The musical genre played here has long been known, perhaps insufficiently, as jazz/rock fusion, although I hasten to add that Galaxstare’s music is a very advanced example of the genre, full of interest . Galaxstare took advantage of the strengths of this genre, but also shared one of its shortcomings – the full battery at sforzando, characteristic of rock music, rather than the more flexible, light and open playing that characterizes the jazz part of the spectrum. While Hamish Stuart’s drumming with the next band was characterized by light and shadow, Firth’s brilliant playing, in the jazz/rock context, was relentlessly strong.
First Nations artist Monks provided spoken word lyrics for four of Maegraith’s compositions. Although I know little about hip-hop, I understand that it pits poetry against a rhythmic groove. At the Melbourne International Jazz Festival in 2018, I was very much in love with a supreme example of the genre in the form of rap artist Kassa Overall, performing with American Terri Lyne Carrington’s Social Science band. Performing at Jazzlab, Overall’s solos rocked the house.
Monks had a lot of words to cram into each bar – so many words, in fact, that I felt he had trouble matching the rhythm section groove. Dozens of words flashed by as the listener struggled to understand them. The composition Word in particular, which delivered a strong Christian message, had so many words to articulate that I would challenge any listener to understand them without reading those words simultaneously. Yet a generous audience responded warmly to the First Nations messages articulated by the monks, especially in its opening song. Those who were here first.

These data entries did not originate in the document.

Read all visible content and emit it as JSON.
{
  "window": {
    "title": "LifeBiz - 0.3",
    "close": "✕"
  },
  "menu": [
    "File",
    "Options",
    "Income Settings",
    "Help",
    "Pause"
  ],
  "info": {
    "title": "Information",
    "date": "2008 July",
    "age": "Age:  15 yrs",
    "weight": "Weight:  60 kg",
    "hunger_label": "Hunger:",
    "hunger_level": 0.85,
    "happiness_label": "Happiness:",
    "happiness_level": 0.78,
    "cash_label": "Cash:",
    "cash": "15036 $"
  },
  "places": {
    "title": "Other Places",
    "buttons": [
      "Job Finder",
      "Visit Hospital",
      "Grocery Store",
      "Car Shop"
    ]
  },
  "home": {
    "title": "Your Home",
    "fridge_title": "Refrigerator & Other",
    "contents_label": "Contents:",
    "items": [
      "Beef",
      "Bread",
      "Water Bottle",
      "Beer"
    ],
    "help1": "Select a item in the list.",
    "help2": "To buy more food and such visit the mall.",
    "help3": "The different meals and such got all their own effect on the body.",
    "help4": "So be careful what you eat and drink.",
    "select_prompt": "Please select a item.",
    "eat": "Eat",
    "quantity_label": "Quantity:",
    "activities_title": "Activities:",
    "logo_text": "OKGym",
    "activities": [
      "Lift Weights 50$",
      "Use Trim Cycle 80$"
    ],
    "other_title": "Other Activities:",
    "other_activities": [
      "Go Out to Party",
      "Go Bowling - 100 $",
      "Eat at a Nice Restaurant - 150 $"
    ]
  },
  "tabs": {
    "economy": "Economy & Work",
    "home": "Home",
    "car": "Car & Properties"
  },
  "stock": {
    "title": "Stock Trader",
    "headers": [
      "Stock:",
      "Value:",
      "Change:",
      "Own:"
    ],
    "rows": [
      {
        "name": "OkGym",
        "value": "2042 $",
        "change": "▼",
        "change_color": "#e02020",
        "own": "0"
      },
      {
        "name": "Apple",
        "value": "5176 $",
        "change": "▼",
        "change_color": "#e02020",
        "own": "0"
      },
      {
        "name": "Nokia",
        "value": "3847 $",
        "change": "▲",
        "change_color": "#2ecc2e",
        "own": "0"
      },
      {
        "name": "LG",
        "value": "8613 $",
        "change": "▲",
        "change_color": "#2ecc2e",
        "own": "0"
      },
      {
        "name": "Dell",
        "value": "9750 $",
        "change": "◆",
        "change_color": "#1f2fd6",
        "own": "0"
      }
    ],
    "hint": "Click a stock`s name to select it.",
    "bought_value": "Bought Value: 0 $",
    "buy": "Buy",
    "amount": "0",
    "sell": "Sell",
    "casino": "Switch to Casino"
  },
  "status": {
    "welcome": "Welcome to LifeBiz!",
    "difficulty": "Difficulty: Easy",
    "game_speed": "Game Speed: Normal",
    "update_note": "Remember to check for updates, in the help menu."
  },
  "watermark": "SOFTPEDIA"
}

The second group, the Sandy Evans/Andrew Robson Quartet, with two frontline saxophonists (Evans on tenor and soprano, and Robson on alto and baritone, and occasionally on recorder) presented a much simpler proposition for everyone, including the sound technician and this reviewer. With no chord instruments to complicate the sound, the rhythm section relied on two brilliant musicians: bassist Brett Hirst and drummer Hamish Stuart, the latter well known for keeping the sound open and playing at a moderate volume.
This quartet’s full performance relied on catchy, melodic compositions by co-leaders Evans and Robson, which sounded extremely hip; long, steamy, expressive solos from each of them, which were mesmerizing; and the very adventurous rhythmic forays of Stuart and Hirst. It was quite obvious that once the improvisations started, the music could go in any direction – usually into high energy, and sometimes into the chaos of free jazz – but, no matter how bad the music was pushed, it would be re-stabilized. and the ship oddly righted by empathy and intuition. Such are the talents of musicians at this level of excellence.
Sonically, the set started with Hirst’s bass sound lacking in definition, somewhat reminiscent of Zwartz’s problem with the volume level in the previous set. During the third issue however, Evans’ composition The current tide, Hirst took a long unaccompanied solo that ended with him reducing his volume to a whisper. I guess during this solo the sound tech fiddled with the relevant knobs and got the bass sound right. From that point on, Hirst’s sound was flawless, and I couldn’t fault the quartet’s overall sound for the rest of the set. It was simply superb.
This concert had a lot going for it, and the credit goes to the 10 musicians who made it such a big success. I will remember it above all for the incomparable play of the three saxophonists Maegraith, Evans and Robson, and the magnificent singing of Berardi.